[Assignment]:
Which lines of the records contain the word "account"? Show each of them.

Excerpts from an interface dataset
Segment Open

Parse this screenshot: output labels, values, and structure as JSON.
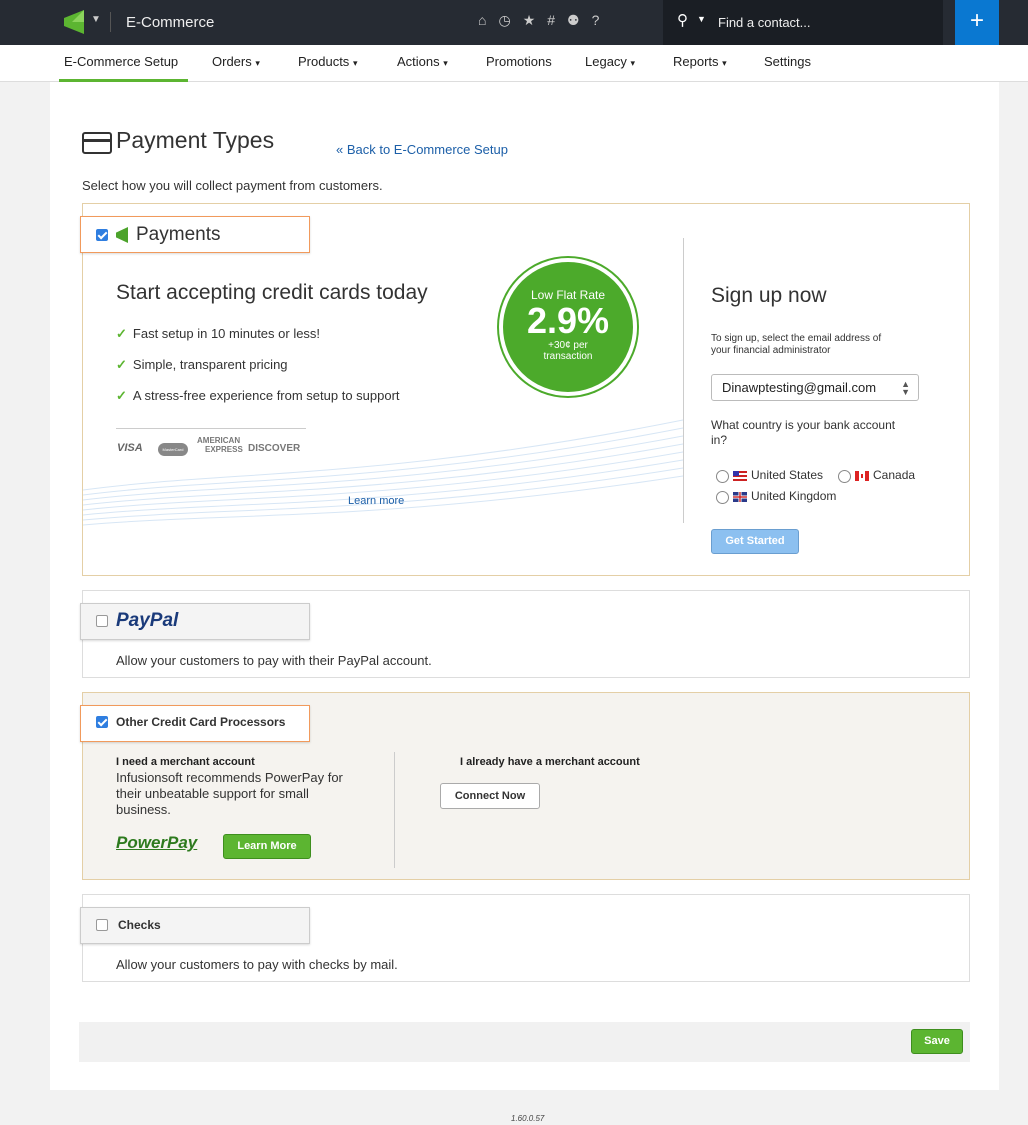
{
  "topbar": {
    "app_title": "E-Commerce",
    "search_placeholder": "Find a contact...",
    "plus_label": "+"
  },
  "nav": {
    "items": [
      "E-Commerce Setup",
      "Orders",
      "Products",
      "Actions",
      "Promotions",
      "Legacy",
      "Reports",
      "Settings"
    ],
    "caret": "⌄"
  },
  "page": {
    "title": "Payment Types",
    "back_link": "« Back to E-Commerce Setup",
    "description": "Select how you will collect payment from customers."
  },
  "payments": {
    "title": "Payments",
    "headline": "Start accepting credit cards today",
    "features": [
      "Fast setup in 10 minutes or less!",
      "Simple, transparent pricing",
      "A stress-free experience from setup to support"
    ],
    "card_logos": {
      "visa": "VISA",
      "mastercard": "MasterCard",
      "amex_line1": "AMERICAN",
      "amex_line2": "EXPRESS",
      "discover": "DISCOVER"
    },
    "rate": {
      "label": "Low Flat Rate",
      "value": "2.9%",
      "sub1": "+30¢ per",
      "sub2": "transaction"
    },
    "learn_more": "Learn more",
    "signup": {
      "title": "Sign up now",
      "instructions_1": "To sign up, select the email address of",
      "instructions_2": "your financial administrator",
      "email": "Dinawptesting@gmail.com",
      "country_question_1": "What country is your bank account",
      "country_question_2": "in?",
      "countries": [
        "United States",
        "Canada",
        "United Kingdom"
      ],
      "button": "Get Started"
    }
  },
  "paypal": {
    "title": "PayPal",
    "description": "Allow your customers to pay with their PayPal account."
  },
  "other_cc": {
    "title": "Other Credit Card Processors",
    "need_title": "I need a merchant account",
    "need_text": [
      "Infusionsoft recommends PowerPay for",
      "their unbeatable support for small",
      "business."
    ],
    "powerpay_logo": "PowerPay",
    "learn_more": "Learn More",
    "have_title": "I already have a merchant account",
    "connect": "Connect Now"
  },
  "checks": {
    "title": "Checks",
    "description": "Allow your customers to pay with checks by mail."
  },
  "save": "Save",
  "version": "1.60.0.57",
  "colors": {
    "accent_green": "#5cb531",
    "link_blue": "#1c5fa8",
    "topbar": "#262b33",
    "plus_blue": "#0a78d1"
  }
}
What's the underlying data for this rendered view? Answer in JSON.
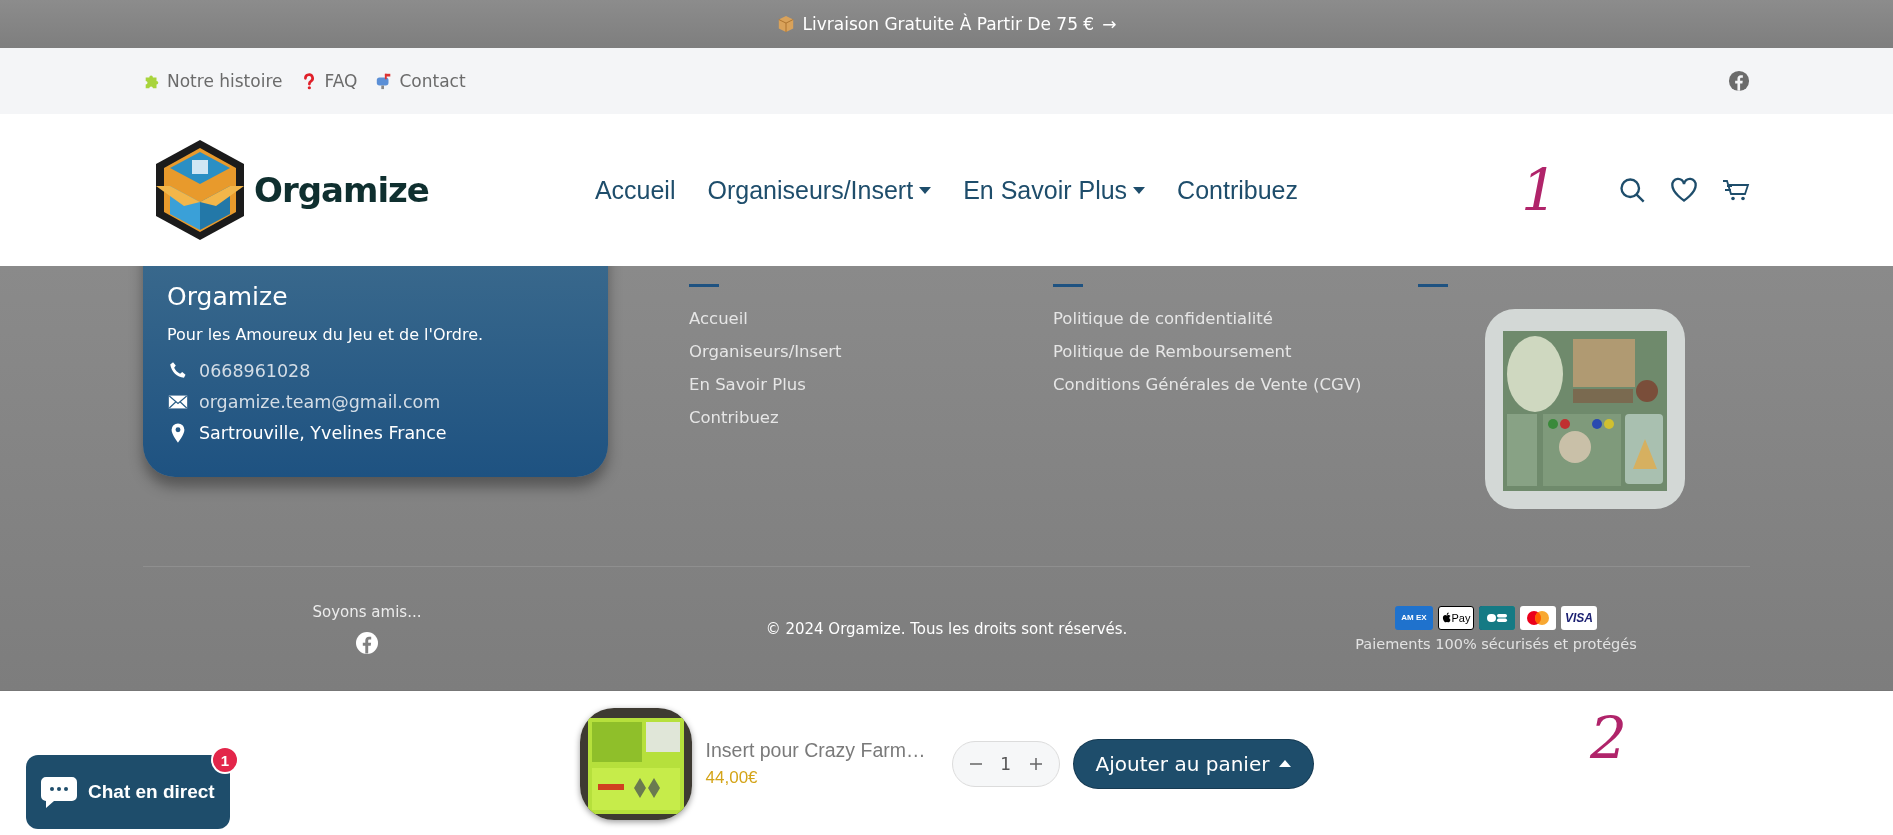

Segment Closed

[Exercise answer]:
      "country_question_1": "What country is your bank account",
    "description": "Allow your customers to pay with their PayPal account."
    "need_title": "I need a merchant account",
    "have_title": "I already have a merchant account",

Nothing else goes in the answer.